Not only is “crazy” super ableist and dismissive of people living with mental illness, it also blots out any possibility of dialogue. Closing ourselves off from conversations and from all criticism also prevents us from re-evaluating some of our own shortcomings. It prevents us from exploring a point of view that might have contributed something of value to our understanding of issues
If the US Election last year has taught us anything, it’s the danger of dismissing people with differing opinions by calling them names. “Let’s engage” has to be our mantra for change.
Can you guess what the common denominator is between compliments like “she’s a career woman, and a good mother” and rebukes like “she puts her career in front of family“? It’s the assumption that a woman’s default is always set to mother-mode, and it erases those parts of her identity that do not depend on her relationship to her children. Further, it elevates motherhood to an ideal to aspire to, putting undue pressure on women who cannot or do not want to be mothers.
I saw how a queer man I know was repeatedly reproached by other queer people, for bringing up his Muslim identity, and how it compounded the issues he faced. For the sake of putting up a united front in the face of an oppressor, we have forgotten to criticise ourselves. We have clicked our tongues and rolled our eyes at comrades who have raised issues internally, telling them “pick your battles”, telling them they can’t “always be on”, telling them their questions and anger are an inconvenience to our comfortable stupor, and often subsuming their very different identities into a “one-size-fits-all” approach. Our movements need to be intersectional at all time, not just when it’s convenient. And we need to do this because all oppression is connected.
At no point do we want to replace an oppressive hierarchy with a more benevolent form of itself. This means that people with privilege – of caste, class, race, sexuality, gender, ability, etc – need to keep examining their position of power, and the role they play in any movement. It means we need to step back, when we are part of a dominant class, and listen to what marginalised communities tell us – especially when they tell us we’re not being good allies.
Many of us are blissfully unaware of our privilege, and it is often a rude shock when you have to confront it. But it should become as much a part of our routine as anything else is. Even with the best of intentions, those of us committed to social justice issues can go wrong, but it’s important to keep trying to get it right.
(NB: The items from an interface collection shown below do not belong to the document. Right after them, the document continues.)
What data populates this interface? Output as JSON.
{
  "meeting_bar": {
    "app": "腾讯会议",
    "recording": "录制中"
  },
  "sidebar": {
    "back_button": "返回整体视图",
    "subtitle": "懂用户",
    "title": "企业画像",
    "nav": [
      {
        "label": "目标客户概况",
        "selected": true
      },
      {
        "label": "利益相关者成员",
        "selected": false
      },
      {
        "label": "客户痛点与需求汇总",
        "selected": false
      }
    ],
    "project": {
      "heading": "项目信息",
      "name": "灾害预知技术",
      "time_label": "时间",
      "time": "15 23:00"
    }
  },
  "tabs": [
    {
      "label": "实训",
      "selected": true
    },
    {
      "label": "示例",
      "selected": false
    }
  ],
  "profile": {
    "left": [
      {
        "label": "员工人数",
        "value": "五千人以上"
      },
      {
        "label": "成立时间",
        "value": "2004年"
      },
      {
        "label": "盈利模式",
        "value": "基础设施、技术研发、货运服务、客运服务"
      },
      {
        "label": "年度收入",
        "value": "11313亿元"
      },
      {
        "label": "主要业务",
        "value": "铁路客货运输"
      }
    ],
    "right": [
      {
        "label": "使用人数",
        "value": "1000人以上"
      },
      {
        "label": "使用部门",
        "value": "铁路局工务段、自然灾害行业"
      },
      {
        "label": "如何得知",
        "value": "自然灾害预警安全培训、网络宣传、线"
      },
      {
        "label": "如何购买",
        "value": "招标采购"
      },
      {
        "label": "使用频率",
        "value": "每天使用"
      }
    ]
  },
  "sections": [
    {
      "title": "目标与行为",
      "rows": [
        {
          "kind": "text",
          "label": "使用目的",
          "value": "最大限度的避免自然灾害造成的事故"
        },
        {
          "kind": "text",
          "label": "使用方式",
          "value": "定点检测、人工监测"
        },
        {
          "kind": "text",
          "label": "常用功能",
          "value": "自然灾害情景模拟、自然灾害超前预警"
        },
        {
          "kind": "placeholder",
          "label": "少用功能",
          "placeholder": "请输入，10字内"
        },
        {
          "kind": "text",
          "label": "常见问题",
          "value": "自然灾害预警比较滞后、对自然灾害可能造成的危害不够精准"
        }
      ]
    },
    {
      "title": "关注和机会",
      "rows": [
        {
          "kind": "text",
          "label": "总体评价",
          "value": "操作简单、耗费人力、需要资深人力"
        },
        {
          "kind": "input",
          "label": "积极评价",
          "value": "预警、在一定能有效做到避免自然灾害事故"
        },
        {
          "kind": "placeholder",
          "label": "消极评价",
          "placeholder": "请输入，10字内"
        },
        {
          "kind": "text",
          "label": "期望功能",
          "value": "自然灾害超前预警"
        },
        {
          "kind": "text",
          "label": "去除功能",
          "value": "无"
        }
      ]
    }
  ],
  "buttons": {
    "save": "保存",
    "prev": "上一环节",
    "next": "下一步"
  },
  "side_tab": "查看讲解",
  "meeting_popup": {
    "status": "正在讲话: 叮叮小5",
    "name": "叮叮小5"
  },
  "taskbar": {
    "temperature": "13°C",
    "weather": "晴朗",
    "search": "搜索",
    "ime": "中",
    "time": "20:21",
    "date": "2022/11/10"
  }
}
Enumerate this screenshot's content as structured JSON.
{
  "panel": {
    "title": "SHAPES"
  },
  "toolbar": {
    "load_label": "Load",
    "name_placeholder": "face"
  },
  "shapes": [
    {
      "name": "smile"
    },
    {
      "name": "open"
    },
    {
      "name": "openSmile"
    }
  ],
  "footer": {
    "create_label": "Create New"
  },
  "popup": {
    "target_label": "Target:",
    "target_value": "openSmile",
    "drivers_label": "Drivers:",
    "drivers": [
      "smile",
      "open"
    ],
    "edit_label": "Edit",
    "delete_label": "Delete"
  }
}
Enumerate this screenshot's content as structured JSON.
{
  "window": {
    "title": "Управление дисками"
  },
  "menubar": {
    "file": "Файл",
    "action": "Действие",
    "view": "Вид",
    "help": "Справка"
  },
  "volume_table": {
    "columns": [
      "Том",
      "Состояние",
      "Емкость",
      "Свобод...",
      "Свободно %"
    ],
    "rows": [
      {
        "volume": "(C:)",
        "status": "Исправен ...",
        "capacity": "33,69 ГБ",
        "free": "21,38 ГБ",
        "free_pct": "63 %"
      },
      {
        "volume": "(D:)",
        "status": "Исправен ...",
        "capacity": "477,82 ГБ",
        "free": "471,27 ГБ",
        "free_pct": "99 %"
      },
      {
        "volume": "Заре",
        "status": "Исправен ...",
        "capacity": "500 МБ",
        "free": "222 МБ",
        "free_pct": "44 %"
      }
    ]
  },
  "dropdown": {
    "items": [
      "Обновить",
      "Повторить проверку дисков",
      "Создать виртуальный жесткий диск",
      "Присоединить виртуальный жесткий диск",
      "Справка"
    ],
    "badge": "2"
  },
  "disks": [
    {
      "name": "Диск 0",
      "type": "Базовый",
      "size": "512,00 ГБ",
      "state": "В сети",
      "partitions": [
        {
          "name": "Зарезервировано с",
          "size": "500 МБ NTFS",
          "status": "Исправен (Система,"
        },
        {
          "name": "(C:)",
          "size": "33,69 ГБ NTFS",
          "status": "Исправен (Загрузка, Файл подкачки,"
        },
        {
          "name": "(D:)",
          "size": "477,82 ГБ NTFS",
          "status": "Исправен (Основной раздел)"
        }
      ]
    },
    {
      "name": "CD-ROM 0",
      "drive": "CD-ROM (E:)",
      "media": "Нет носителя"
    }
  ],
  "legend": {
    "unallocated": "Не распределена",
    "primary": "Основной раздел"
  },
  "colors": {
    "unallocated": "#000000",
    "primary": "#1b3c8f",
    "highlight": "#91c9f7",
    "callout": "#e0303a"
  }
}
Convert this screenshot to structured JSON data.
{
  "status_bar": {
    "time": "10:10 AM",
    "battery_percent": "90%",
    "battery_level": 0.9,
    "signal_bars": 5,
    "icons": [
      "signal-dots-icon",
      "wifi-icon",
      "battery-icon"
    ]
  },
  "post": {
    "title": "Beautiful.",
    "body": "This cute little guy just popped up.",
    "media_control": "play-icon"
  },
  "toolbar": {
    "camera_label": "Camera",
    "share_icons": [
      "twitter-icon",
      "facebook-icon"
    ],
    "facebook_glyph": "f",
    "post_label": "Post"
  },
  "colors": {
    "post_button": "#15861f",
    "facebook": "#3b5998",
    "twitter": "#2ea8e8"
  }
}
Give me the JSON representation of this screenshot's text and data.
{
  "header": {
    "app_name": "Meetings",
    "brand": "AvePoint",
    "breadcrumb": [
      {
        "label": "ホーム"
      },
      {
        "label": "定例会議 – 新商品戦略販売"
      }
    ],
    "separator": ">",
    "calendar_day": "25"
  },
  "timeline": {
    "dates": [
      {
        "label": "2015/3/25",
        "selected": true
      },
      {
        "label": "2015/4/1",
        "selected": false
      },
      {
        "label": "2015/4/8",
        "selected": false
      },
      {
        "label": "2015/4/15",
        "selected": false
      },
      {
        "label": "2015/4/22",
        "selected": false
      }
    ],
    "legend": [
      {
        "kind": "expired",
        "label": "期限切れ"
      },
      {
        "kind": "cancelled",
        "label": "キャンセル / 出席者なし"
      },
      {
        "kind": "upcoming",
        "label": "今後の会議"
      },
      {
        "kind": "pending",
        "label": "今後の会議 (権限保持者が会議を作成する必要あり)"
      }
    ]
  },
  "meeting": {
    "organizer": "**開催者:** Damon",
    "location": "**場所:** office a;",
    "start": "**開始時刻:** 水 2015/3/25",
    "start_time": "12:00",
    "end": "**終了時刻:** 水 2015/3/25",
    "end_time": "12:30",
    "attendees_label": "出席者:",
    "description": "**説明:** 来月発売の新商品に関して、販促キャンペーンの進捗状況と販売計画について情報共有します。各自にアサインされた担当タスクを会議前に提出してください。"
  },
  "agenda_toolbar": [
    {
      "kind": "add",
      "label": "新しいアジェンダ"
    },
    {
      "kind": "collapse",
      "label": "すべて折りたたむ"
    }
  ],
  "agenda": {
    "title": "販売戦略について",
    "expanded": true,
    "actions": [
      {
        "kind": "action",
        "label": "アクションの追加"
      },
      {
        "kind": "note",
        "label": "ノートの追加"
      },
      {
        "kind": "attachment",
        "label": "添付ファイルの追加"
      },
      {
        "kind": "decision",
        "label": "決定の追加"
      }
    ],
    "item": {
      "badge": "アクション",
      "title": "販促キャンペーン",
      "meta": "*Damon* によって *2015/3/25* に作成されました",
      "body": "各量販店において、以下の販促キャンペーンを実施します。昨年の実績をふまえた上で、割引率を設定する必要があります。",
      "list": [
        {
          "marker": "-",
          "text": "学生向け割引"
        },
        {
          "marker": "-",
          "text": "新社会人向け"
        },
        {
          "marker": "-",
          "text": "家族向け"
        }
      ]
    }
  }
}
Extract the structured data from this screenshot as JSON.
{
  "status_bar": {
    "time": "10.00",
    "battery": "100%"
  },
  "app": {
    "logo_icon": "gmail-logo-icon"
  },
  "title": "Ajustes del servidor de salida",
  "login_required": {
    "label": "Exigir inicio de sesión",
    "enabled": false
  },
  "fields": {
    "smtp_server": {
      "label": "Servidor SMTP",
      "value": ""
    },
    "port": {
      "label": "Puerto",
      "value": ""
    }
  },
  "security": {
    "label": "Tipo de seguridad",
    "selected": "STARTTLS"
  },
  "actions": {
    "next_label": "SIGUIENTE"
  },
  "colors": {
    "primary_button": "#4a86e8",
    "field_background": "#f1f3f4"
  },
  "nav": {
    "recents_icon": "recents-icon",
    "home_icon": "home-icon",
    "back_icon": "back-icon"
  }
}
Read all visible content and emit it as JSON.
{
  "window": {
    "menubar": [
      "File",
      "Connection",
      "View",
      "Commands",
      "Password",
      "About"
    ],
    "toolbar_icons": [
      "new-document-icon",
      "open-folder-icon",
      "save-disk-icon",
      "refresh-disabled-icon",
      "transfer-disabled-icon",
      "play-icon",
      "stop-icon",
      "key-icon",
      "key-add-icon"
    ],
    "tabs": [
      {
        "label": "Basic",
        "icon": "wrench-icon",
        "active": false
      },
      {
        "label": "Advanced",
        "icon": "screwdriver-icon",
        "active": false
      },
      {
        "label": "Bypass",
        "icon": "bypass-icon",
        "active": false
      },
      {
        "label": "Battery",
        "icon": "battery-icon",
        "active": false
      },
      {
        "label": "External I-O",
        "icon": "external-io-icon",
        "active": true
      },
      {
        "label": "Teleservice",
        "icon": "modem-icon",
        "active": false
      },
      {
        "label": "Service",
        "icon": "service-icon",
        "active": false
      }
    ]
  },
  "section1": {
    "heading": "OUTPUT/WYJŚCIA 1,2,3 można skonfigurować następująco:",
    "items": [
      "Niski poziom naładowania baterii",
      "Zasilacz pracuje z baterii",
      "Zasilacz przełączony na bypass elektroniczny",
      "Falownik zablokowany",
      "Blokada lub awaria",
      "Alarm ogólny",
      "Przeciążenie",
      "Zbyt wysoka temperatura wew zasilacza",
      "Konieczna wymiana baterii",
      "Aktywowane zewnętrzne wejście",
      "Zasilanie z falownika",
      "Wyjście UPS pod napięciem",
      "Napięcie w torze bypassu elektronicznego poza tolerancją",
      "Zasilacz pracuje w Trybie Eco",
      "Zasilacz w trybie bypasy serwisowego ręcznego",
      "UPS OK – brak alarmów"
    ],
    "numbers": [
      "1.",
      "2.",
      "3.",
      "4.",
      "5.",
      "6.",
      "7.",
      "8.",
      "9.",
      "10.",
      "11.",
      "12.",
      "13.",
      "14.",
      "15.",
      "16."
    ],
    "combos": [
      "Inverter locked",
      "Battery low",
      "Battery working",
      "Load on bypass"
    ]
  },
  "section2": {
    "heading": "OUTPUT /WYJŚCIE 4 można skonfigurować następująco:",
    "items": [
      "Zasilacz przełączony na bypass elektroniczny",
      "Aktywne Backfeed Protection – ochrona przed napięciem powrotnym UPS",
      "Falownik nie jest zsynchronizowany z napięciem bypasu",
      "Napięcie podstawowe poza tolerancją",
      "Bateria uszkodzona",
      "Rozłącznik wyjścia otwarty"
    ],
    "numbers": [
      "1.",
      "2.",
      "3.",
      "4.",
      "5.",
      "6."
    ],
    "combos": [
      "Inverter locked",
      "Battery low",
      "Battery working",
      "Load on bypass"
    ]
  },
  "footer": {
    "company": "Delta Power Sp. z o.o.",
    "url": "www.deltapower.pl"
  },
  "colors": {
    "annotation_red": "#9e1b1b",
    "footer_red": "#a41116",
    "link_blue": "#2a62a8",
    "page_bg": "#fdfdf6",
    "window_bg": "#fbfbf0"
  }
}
And (if I may modify Michael Jackson’s solid advice to be a little more identity-friendly) we simply have to start with the person in the mirror.
Featured image for representational purposes only.